* Clement Magdeatone, who wrote about the year 1440, assures us that whilst the royal corpse was being conveyed by water from London for interment at Canterbury, a storm arose, and so alarmed the mariners, that they threw the dead body of the King into the river, and proceeding to Canterbury, deposited the empty coffin in the grave. To ascertain the truth of this statement, the grave was opened in 1832, when the remains of a body, but to all appearances not that of the defunct King, were found in the coffin ; it is therefore probable that although Canterbury Cathedral contains the tomb of Henry the Fourth, the dead body of that monarch perished in the sea,

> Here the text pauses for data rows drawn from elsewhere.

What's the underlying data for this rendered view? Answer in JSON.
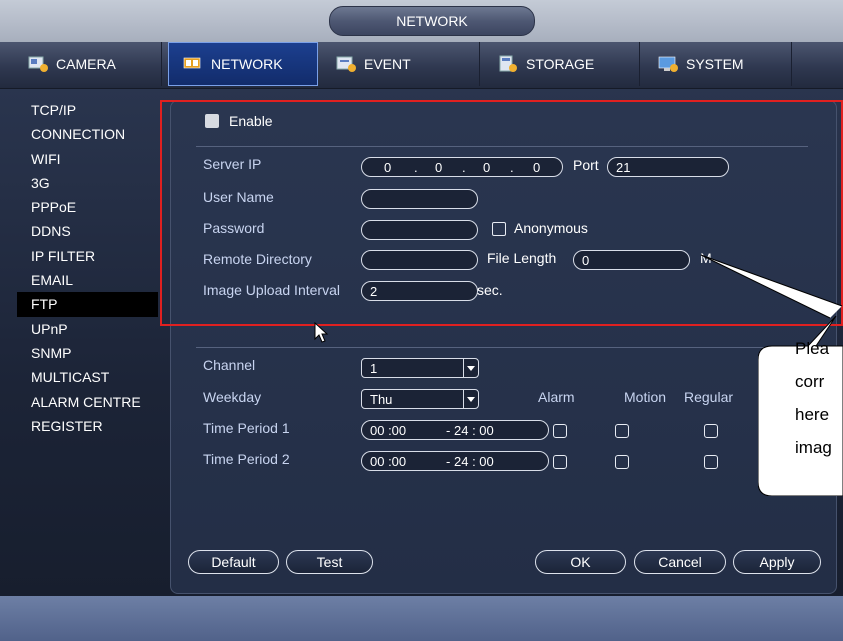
{
  "window": {
    "title": "NETWORK"
  },
  "tabs": [
    {
      "label": "CAMERA",
      "icon": "camera-icon"
    },
    {
      "label": "NETWORK",
      "icon": "network-icon",
      "active": true
    },
    {
      "label": "EVENT",
      "icon": "event-icon"
    },
    {
      "label": "STORAGE",
      "icon": "storage-icon"
    },
    {
      "label": "SYSTEM",
      "icon": "system-icon"
    }
  ],
  "sidebar": {
    "items": [
      {
        "label": "TCP/IP"
      },
      {
        "label": "CONNECTION"
      },
      {
        "label": "WIFI"
      },
      {
        "label": "3G"
      },
      {
        "label": "PPPoE"
      },
      {
        "label": "DDNS"
      },
      {
        "label": "IP FILTER"
      },
      {
        "label": "EMAIL"
      },
      {
        "label": "FTP",
        "active": true
      },
      {
        "label": "UPnP"
      },
      {
        "label": "SNMP"
      },
      {
        "label": "MULTICAST"
      },
      {
        "label": "ALARM CENTRE"
      },
      {
        "label": "REGISTER"
      }
    ]
  },
  "form": {
    "enable_label": "Enable",
    "enable_checked": true,
    "server_ip_label": "Server IP",
    "server_ip": [
      "0",
      "0",
      "0",
      "0"
    ],
    "port_label": "Port",
    "port_value": "21",
    "user_name_label": "User Name",
    "user_name_value": "",
    "password_label": "Password",
    "password_value": "",
    "anonymous_label": "Anonymous",
    "remote_directory_label": "Remote Directory",
    "remote_directory_value": "",
    "file_length_label": "File Length",
    "file_length_value": "0",
    "file_length_unit": "M",
    "image_upload_interval_label": "Image Upload Interval",
    "image_upload_interval_value": "2",
    "image_upload_interval_unit": "sec."
  },
  "schedule": {
    "channel_label": "Channel",
    "channel_value": "1",
    "weekday_label": "Weekday",
    "weekday_value": "Thu",
    "columns": [
      "Alarm",
      "Motion",
      "Regular"
    ],
    "periods": [
      {
        "label": "Time Period 1",
        "start": "00 :00",
        "end": "24 : 00"
      },
      {
        "label": "Time Period 2",
        "start": "00 :00",
        "end": "24 : 00"
      }
    ]
  },
  "buttons": {
    "default": "Default",
    "test": "Test",
    "ok": "OK",
    "cancel": "Cancel",
    "apply": "Apply"
  },
  "callout": {
    "lines": [
      "Plea",
      "corr",
      "here",
      "imag"
    ]
  },
  "colors": {
    "highlight": "#e02020",
    "active_tab": "#1c3f8f"
  }
}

to all persons whom he had wronged or
unjustly deprived of their goods, and
named Henry the Fifth, together with
the Archbishop of Canterbury, and four
others, as his executors. This curious
document, the first of the royal wills
written in the English tongue, was dis
covered by the industry of Sir Simon
d'Ewes, and commences thus :—
" In the name of God,Fadir, Son, and Holy Gost, three persons and one God, I, Henery, sinful wretch, by the grace of God Kyng of England and Fraunce, and lord of Irland, being in my hole mynd, mak my testament in manere and forme that suyth, Fyrst, I bequeth to Almyghty God my sinful soul, the whyche had nevere been worthy to be man, but thro' hys mercie and hys graee, whiche lyffe I haveth myspendyed whereof I put myseltb wholily in his grase and his mercye with all myn herte. Also, I thank my lordis and trew peple for the trew servyse that they haves dune unto me, and I ask them forgyvnis if I haveth mysentretcd hem in anywyse."
In the reign of Henry the Fourth, the government assumed a form and liberty hitherto unknown ; the distinctions between the nobles and the people were rendered less considerable, and the magistrates were less arbitrary and less venal than in times previous. In 1402, the long existing practice of holding fairs and markets in churchyards was prohibited, excepting in harvest time, and in the same year the spread of Lollardism so alarmed the clergy, that they prevailed on the King to call the attention of parliament to the subject. How reluctant soever the Commons might be, to prosecute a sect whose only crime was error, an act was passed for the protection of the church, and the burning of obstinate heretics. And "William Santre, rector of St. Oswyth, London, an enthusiastic follower of Wickliff, was burned alive by virtue of the King's writ, delivered to the Mayor of London. This was the first man in England who suffered death on account of his religion.